For a while now, I’ve used the internal shorthand of “low tide” for when I’m in a depressive period.
There’s the word “low,” in it, naturally. And I know that it’s a temporary state, even as I know that it’s also one that will come back. But more, it is the feeling of being left both stranded and exposed – the water has left you behind along with dead kelp and trash, and the seagulls are circling overhead to pick you apart.
But it’s been a while since I actually encountered low tide outside of metaphor.
Our last day on Whidbey Island, we came back to the beach during low tide. Boat owners had known it was coming. They had pulled the motors on board and the boats sat quietly next to their anchors.
The water had raked the sand and the tiny rivulets that were running back to the ocean were so strikingly warm for bare feet. The wet ribbed sand made “shmp shmp” shushes when we walked across it, packed hard and smooth so far out into the water, farther than I thought it possible.
And the sunlight was pulling the water out from the sand so the mist it made was luminous and numinous and I felt that I could walk out in shallow water on firm forgiving sand into the light until the edge of the world.
My tides are going to come in, and go out, and come in again. And that’s all right. I’m working to finally accept that it is part of myself, like my eyes being brown or being right-handed.
But it’s a very human habit to start to mistake the metaphor for the thing itself, and then to forget the nuance beyond the service that the metaphor provides.

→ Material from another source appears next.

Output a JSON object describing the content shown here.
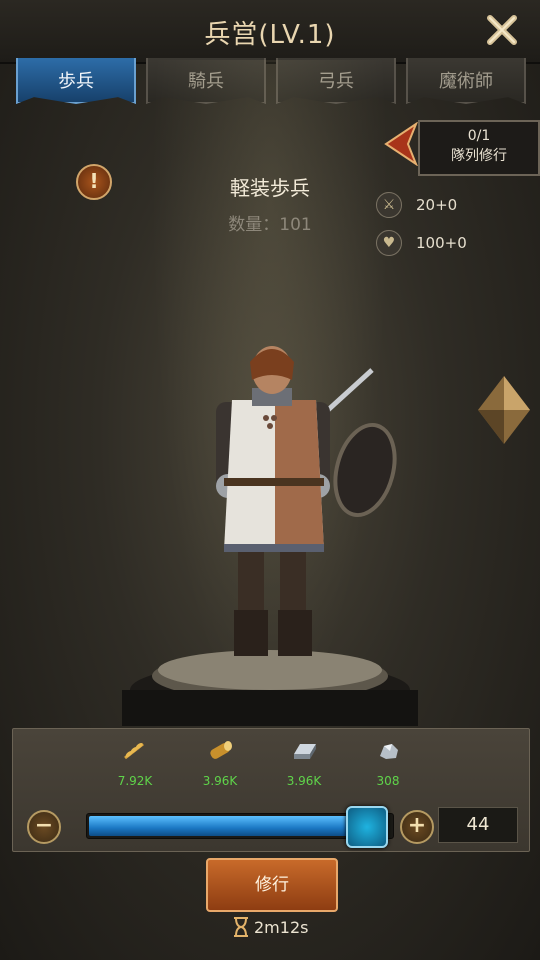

Talk to your neighbors, and meet your metaphors, at least every once in a while.